— Rebecca Skloot, The Immortal Life of Henrietta Lacks
Since my diagnosis and treatment(s), I’ve become obsessed with reading about breast cancer as well as cancer, in general. As a layman, I find most of what I’m reading goes right over my head, and often I find I can only grasp about 25% of what I read but….the more I read, the more things sink in, so I’m going to stick with it.
It seems to me that the most important and valuable new cancer research is being done in the area of genetics. There’s a new story in Bloomberg Businessweek about “epigenetics” research being conducted, which scientists believe may help identify when breast cancer will spread. Of course, that’s one of the scariest things to deal with when you find you have breast cancer, whether or not it will, or has already spread to other organs in your body. And, according to my oncologist, it may not show up in the blood work they now conduct on me every quarter, and in fact, the primary way they would actually notice if my BC had spread was if I showed any physical manifestation such as achiness, swelling or pain. Well. As we all know, once cancer gets to that point, it’s probably pretty far along, well beyond Stage 1 or 2. And now that I’ve gone through all that chemo and the surgeries, I sure don’t like the notion that something could still be growing in my system, and there’s really no testing they can do to find it, unless it becomes more obvious.

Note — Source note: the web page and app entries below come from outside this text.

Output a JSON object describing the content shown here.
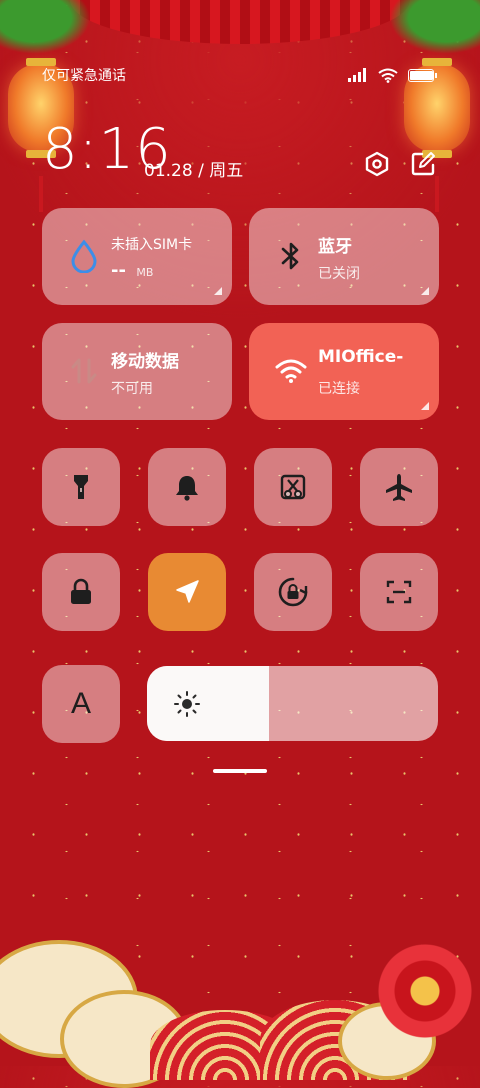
{
  "status_bar": {
    "carrier_text": "仅可紧急通话",
    "signal_icon": "signal-icon",
    "wifi_icon": "wifi-icon",
    "battery_level": 0.95
  },
  "header": {
    "time": "8:16",
    "date": "01.28",
    "separator": "/",
    "weekday": "周五",
    "settings_icon": "settings-icon",
    "edit_icon": "edit-icon"
  },
  "tiles": {
    "data_usage": {
      "title": "未插入SIM卡",
      "value": "--",
      "unit": "MB",
      "icon": "water-drop-icon"
    },
    "bluetooth": {
      "title": "蓝牙",
      "status": "已关闭",
      "icon": "bluetooth-icon"
    },
    "mobile_data": {
      "title": "移动数据",
      "status": "不可用",
      "icon": "data-arrows-icon"
    },
    "wifi": {
      "title": "MIOffice-",
      "status": "已连接",
      "icon": "wifi-icon"
    }
  },
  "toggles": [
    {
      "icon": "flashlight-icon",
      "on": false
    },
    {
      "icon": "bell-icon",
      "on": false
    },
    {
      "icon": "screenshot-icon",
      "on": false
    },
    {
      "icon": "airplane-icon",
      "on": false
    },
    {
      "icon": "lock-icon",
      "on": false
    },
    {
      "icon": "location-icon",
      "on": true
    },
    {
      "icon": "rotation-lock-icon",
      "on": false
    },
    {
      "icon": "scan-icon",
      "on": false
    }
  ],
  "auto_brightness": {
    "label": "A"
  },
  "brightness": {
    "level": 0.42,
    "icon": "sun-icon"
  },
  "colors": {
    "accent_active": "#f26255",
    "location_on": "#e88a33",
    "background": "#b5141b"
  }
}
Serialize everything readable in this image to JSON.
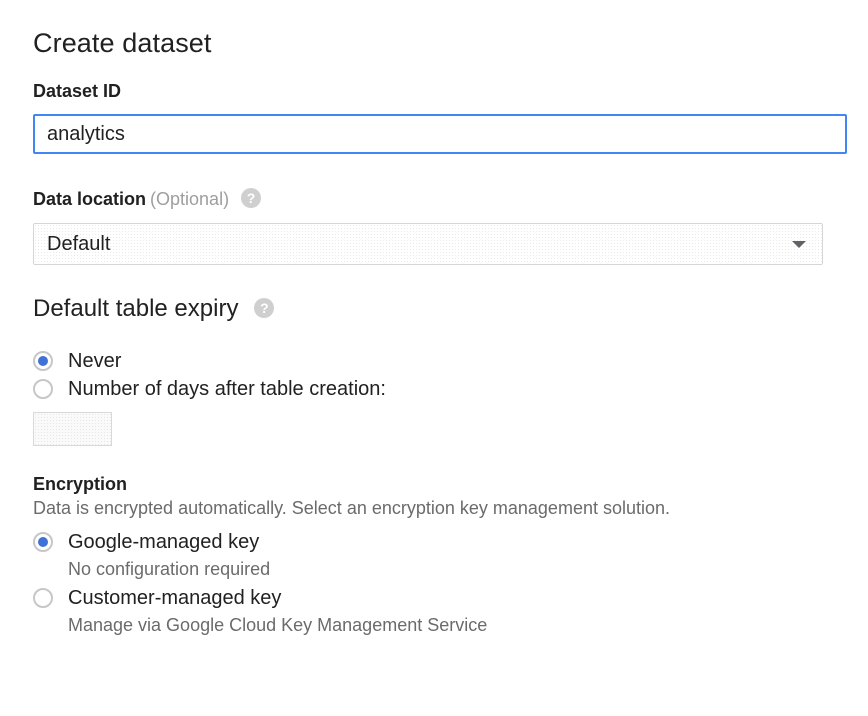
{
  "form": {
    "title": "Create dataset",
    "dataset_id": {
      "label": "Dataset ID",
      "value": "analytics"
    },
    "data_location": {
      "label": "Data location",
      "optional_text": "(Optional)",
      "help_icon": "help-circle-icon",
      "selected": "Default"
    },
    "table_expiry": {
      "title": "Default table expiry",
      "help_icon": "help-circle-icon",
      "options": [
        {
          "label": "Never",
          "checked": true
        },
        {
          "label": "Number of days after table creation:",
          "checked": false
        }
      ],
      "days_value": ""
    },
    "encryption": {
      "title": "Encryption",
      "description": "Data is encrypted automatically. Select an encryption key management solution.",
      "options": [
        {
          "label": "Google-managed key",
          "sublabel": "No configuration required",
          "checked": true
        },
        {
          "label": "Customer-managed key",
          "sublabel": "Manage via Google Cloud Key Management Service",
          "checked": false
        }
      ]
    }
  },
  "colors": {
    "accent": "#4285f4",
    "radio_dot": "#4071d7",
    "muted_text": "#6b6b6b"
  }
}
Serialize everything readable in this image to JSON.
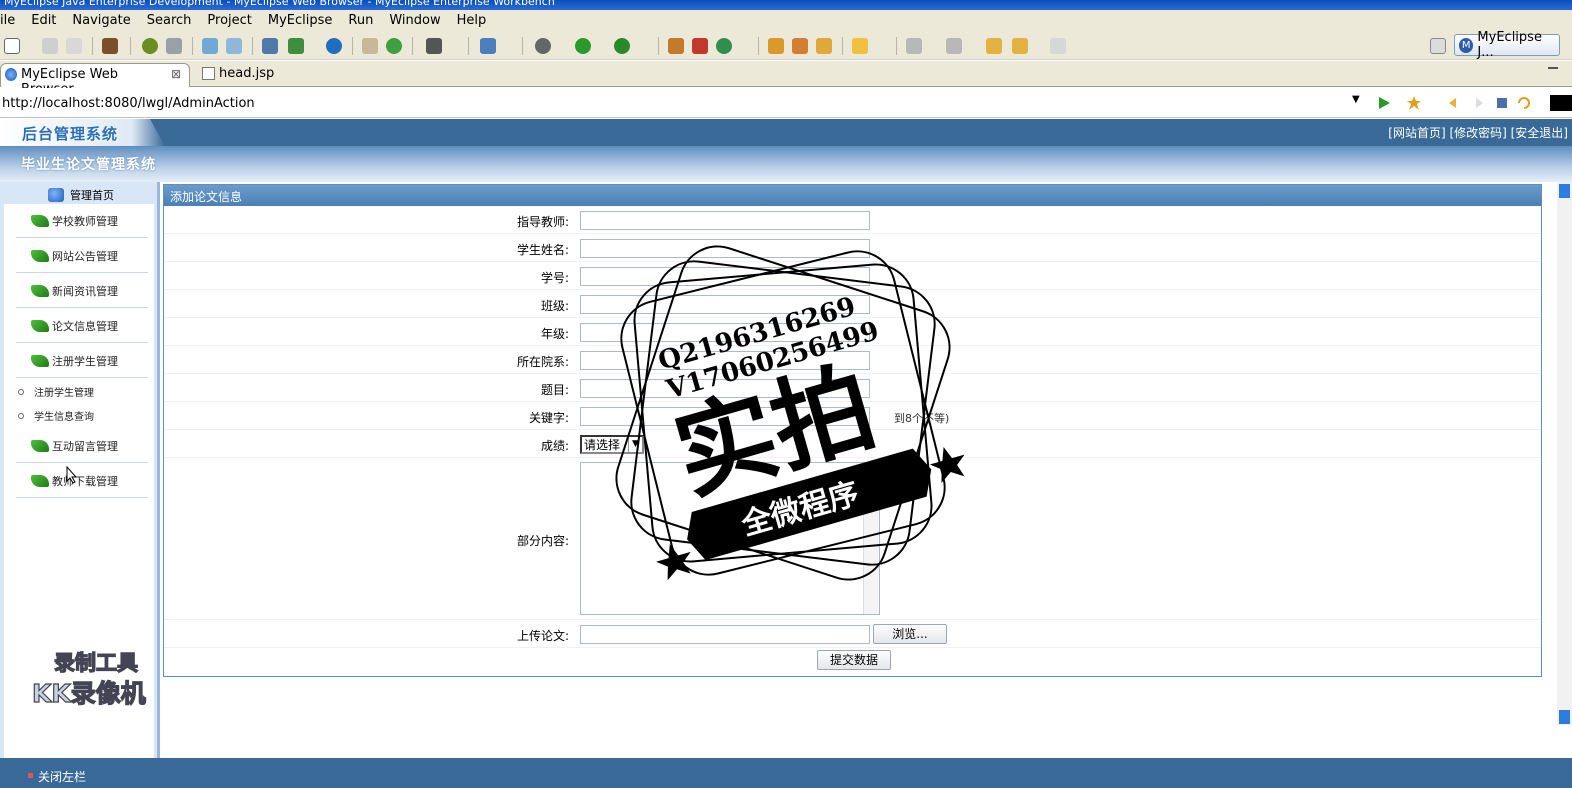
{
  "window": {
    "title": "MyEclipse Java Enterprise Development - MyEclipse Web Browser - MyEclipse Enterprise Workbench"
  },
  "menus": [
    "ile",
    "Edit",
    "Navigate",
    "Search",
    "Project",
    "MyEclipse",
    "Run",
    "Window",
    "Help"
  ],
  "perspective": {
    "label": "MyEclipse J..."
  },
  "tabs": [
    {
      "label": "MyEclipse Web Browser",
      "close": "⊠"
    },
    {
      "label": "head.jsp"
    }
  ],
  "address": {
    "url": "http://localhost:8080/lwgl/AdminAction"
  },
  "page": {
    "logo": "后台管理系统",
    "top_links": "[网站首页] [修改密码] [安全退出]",
    "system_name": "毕业生论文管理系统",
    "home": "管理首页",
    "sidebar": {
      "items": [
        {
          "label": "学校教师管理"
        },
        {
          "label": "网站公告管理"
        },
        {
          "label": "新闻资讯管理"
        },
        {
          "label": "论文信息管理"
        },
        {
          "label": "注册学生管理"
        },
        {
          "label": "互动留言管理"
        },
        {
          "label": "教师下载管理"
        }
      ],
      "sub_items": [
        {
          "label": "注册学生管理"
        },
        {
          "label": "学生信息查询"
        }
      ]
    },
    "panel_title": "添加论文信息",
    "form": {
      "advisor": "指导教师:",
      "student_name": "学生姓名:",
      "student_no": "学号:",
      "class": "班级:",
      "grade_year": "年级:",
      "department": "所在院系:",
      "topic": "题目:",
      "keywords": "关键字:",
      "keywords_hint": "到8个不等)",
      "score": "成绩:",
      "score_selected": "请选择",
      "content": "部分内容:",
      "upload": "上传论文:",
      "browse": "浏览...",
      "submit": "提交数据"
    },
    "footer": "关闭左栏"
  },
  "watermark": {
    "line1": "Q2196316269",
    "line2": "V17060256499",
    "big": "实拍",
    "banner": "全微程序"
  },
  "recorder": {
    "line1": "录制工具",
    "line2": "KK录像机"
  }
}
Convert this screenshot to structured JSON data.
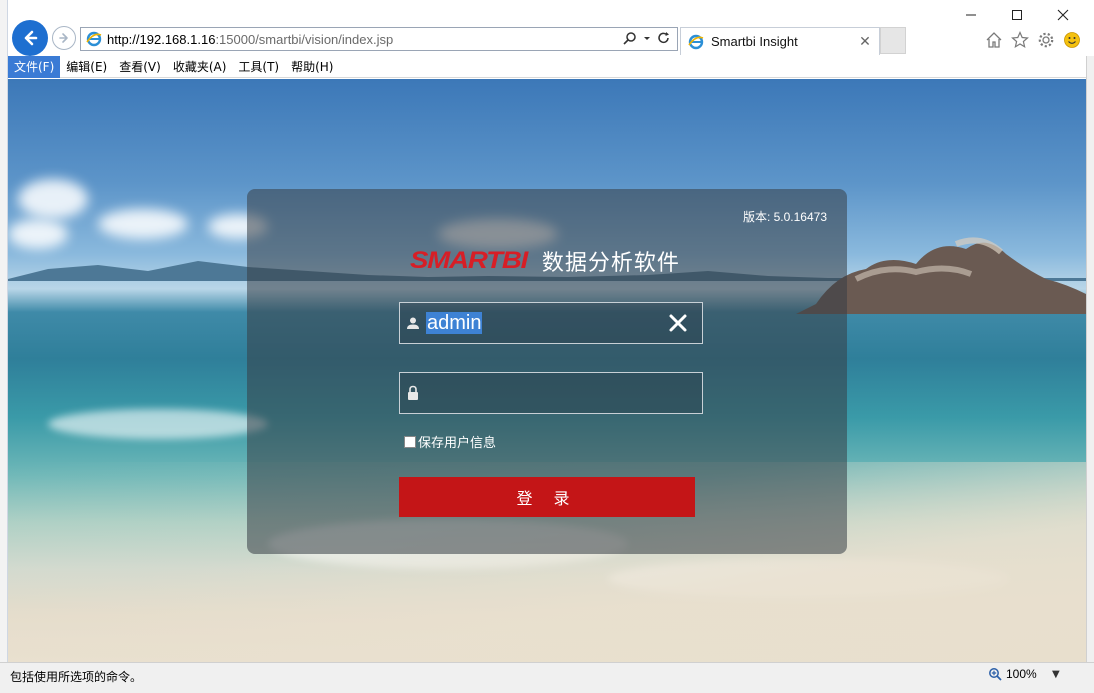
{
  "browser": {
    "address": {
      "host": "http://192.168.1.16",
      "path": ":15000/smartbi/vision/index.jsp"
    },
    "tab": {
      "title": "Smartbi Insight"
    }
  },
  "menu": {
    "items": [
      {
        "label": "文件(F)",
        "active": true
      },
      {
        "label": "编辑(E)"
      },
      {
        "label": "查看(V)"
      },
      {
        "label": "收藏夹(A)"
      },
      {
        "label": "工具(T)"
      },
      {
        "label": "帮助(H)"
      }
    ]
  },
  "login": {
    "version": "版本: 5.0.16473",
    "brand_logo": "SMARTBI",
    "brand_subtitle": "数据分析软件",
    "username": "admin",
    "password": "",
    "remember_label": "保存用户信息",
    "login_button": "登 录"
  },
  "status": {
    "text": "包括使用所选项的命令。",
    "zoom": "100%"
  },
  "colors": {
    "accent_blue": "#1e6fd0",
    "brand_red": "#d71e26",
    "login_button": "#c41517"
  }
}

This new research apparently helps identify how aggressive a particular cancer is, and whether or not it is likely to mestastasize. Apparently they’ve identified two varieties of what scientists call “epigenetic signatures” which seem to distinguish more aggressive cancers from less aggressive ones. Click here to read the entire article.
The next is The Immortal Life of Henrietta Lacks by Rebecca Skloot, another work of non-fiction that reads like a compelling novel. Henrietta Lacks was an African American mother of five, from Baltimore, MD who died at the age of 30 from a particularly virulent form of cervical cancer. Cells from her tumor were taken without her, or her families consent, and recreated in medical labs all over the world to be used in medical testing and research that has helped almost every type of breakthrough in modern medical history – from polio vaccines and cancer research to cloning, gene testing, etc. for the past 60 years. And no one ever asked or received permission from her family.
Henrietta’s cells were named Hela, and apparently Hela cells were and are still being used, by almost anyone involved in any type of cellular research. I feel this odd relationship to her, because I am quite sure that the Chemotherapy protocol that I went through was undoubtedly generated by research done using Hela cells. So in many ways, I owe her my life.
I’m still not really sure where all of this reading and research will lead me, but I’m fascinated by cancer and have decided to “take it on” the way I like to take on any subject I’m highly interested and intrigued by (like my past obsessions with Africa colonialism and China’s history) so will be doing a lot of reading and researching. I have a vested interest. I have a 15 year old daughter, and I certainly don’t want her to have to go through any of this when she gets older.